Along a similar vein, scholars have attempted to classify languages according to their use between and among cultures and across nations. Such an endeavor is particularly challenging because there are historic dimensions as well as current cross-cultural variables that need to be characterized in the documentation.
Language Change and Extinction
Another reason for classifying languages is to understand language change, the extinction of languages, and the rebirth of languages. Stephen Wurm and Ian Heyward produced two successive editions of an atlas that identifies world languages that are endangered to greater and lesser degrees as well as those that are at the brink of extinction. At the beginning of the 21st century, researchers around the world consider the situation of language death to be an especially serious one. In Papua New Guinea, for example, there are approximately 820 local languages, and the national language is a Creole, Tok Pisin. Although the government has a positive attitude toward language diversity in New Guinea, by 2001 there were 75 languages in threatening circumstances and 16 extinct languages.
Reasons for concern regarding language extinction include the influence of dominating or dominant languages that cause adaptations to minority languages. In places where trade occurs with major nations of the world, native language speakers may adopt and adapt their own languages to accommodate communication. Currently around the world, there are Creole languages that have become the vernaculars of a number of language communities, and this has been at the expense of previously existing languages.
The Persistence of Spoken Languages
Although there is much concern regarding looking for trends in the endangerment and extinction of languages, there is a hopeful side to classification as well. Certainly, researchers must be pleased when they can take a language off the endangered list or when they can see language growth.
In Togo, a tonal language, Ewe, is one of two indigenous languages that are spoken by more than 4 million people there and in adjoining Ghana. It is a primary language for use in the government, in education, and in mass media. Ewe also has a written form, and there is a body of literature written in Ewe. Togo has a commission to devise Ewe words for technological terms. Felix Ameka recently explained that Ewe is very important for life in West Africa but that the population is in regular contact with English, French, and other indigenous languages in the region. Yet it appears that the people’s efforts to stabilize the identity and use of Ewe are showing results.

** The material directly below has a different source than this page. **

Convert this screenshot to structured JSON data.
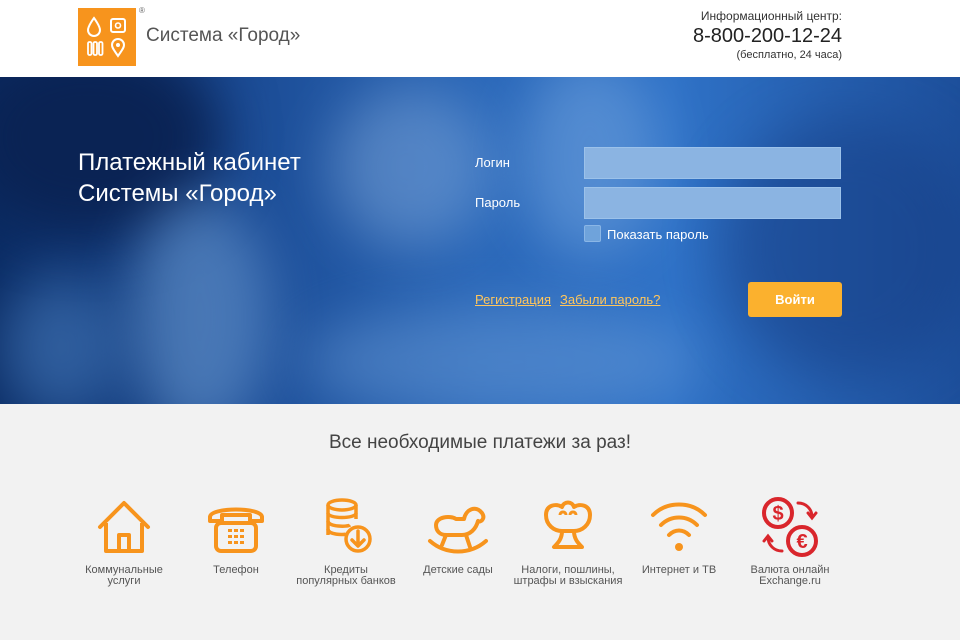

- Campbell, G. L. (2000). Compendium of the world’s languages (2nd ed.). London: Routledge.
- Comrie, B. (Ed.). (1990). The world’s major languages. New York: Oxford University Press.
- Crystal, D. (1997). The Cambridge encyclopedia of language (2nd ed.). New York: Cambridge University Press.
- Davis, J. (1994). Mother tongue: How humans create language. Secaucus, NJ: Carol.
- Garry, J., & Rubino, C. (Eds.). (2001). Facts about the world’s languages. New York: H. W. Wilson.
- Parker, P. M. (1997). Linguistic cultures of the world: A statistical reference. Westport, CT: Greenwood.
- Wurm, S. A., & Heyward, I. (2001). Atlas of the world’s languages in danger of disappearing (2nd ed.). Paris: UNESCO.